The Lawyer’s new China Elite report contains the most detailed research available on the PRC legal market and contains unparalleled insight into the country's leading law firms. They vary in size, practice focus and geographic coverage, but they all share one common quality – ambition... Read more
This year, The Lawyer’s annual ranking of the largest UK law firms by turnover is available as an interactive, digital benchmarking tool. For the first time this will allow you to manipulate each data set against the metrics of your choice.
Following a period of deafening silence from the QC appointments secretariat in order for the new silks system to be tweaked somewhat, the 2007 competition has been at long last unleashed (see story).
Barristers and solicitor-advocates now have just one month to fill in a whopping 118-page application form. And that's the streamlined version.
The panel wants nine referees from each candidate - have you ever been for a job that's asked for nine referees? But that's not all.
Wannabe QCs have to provide 12 judicial referees, six practitioner referees and six client referees. From this 24, the nine will be drawn. No wonder clerks are tearing their hair out.
And potential QCs still have to evaluate themselves on five competencies, including the fuzzy area of diversity.
So it looks like a busy Christmas ahead for practitioners prepared to shell out nearly £3,000 to apply for silk (plus another £3,500 if successful).

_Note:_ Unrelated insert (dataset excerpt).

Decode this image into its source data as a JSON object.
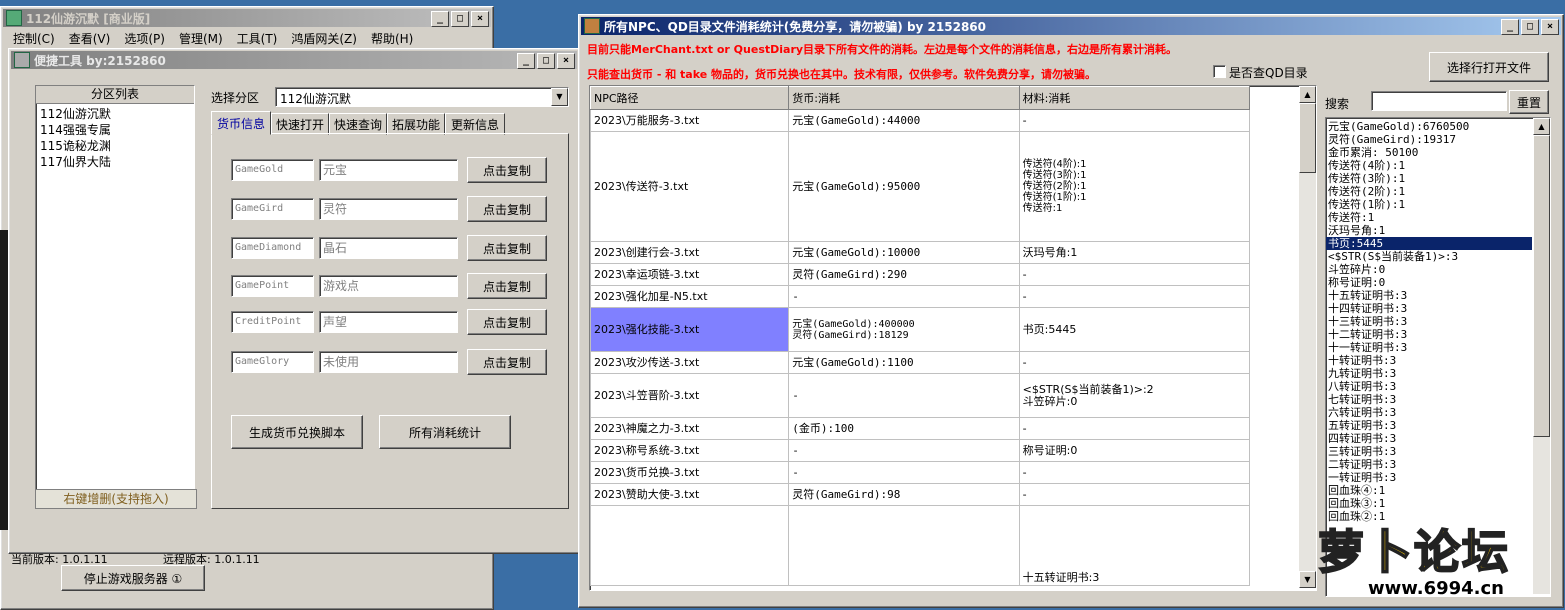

Barristers and clerks moaned endlessly about the process last time round. They'll be equally critical this year. Strangely, though, there was little complaint from the new QCs as they rode their limos up to Westminster Hall in October.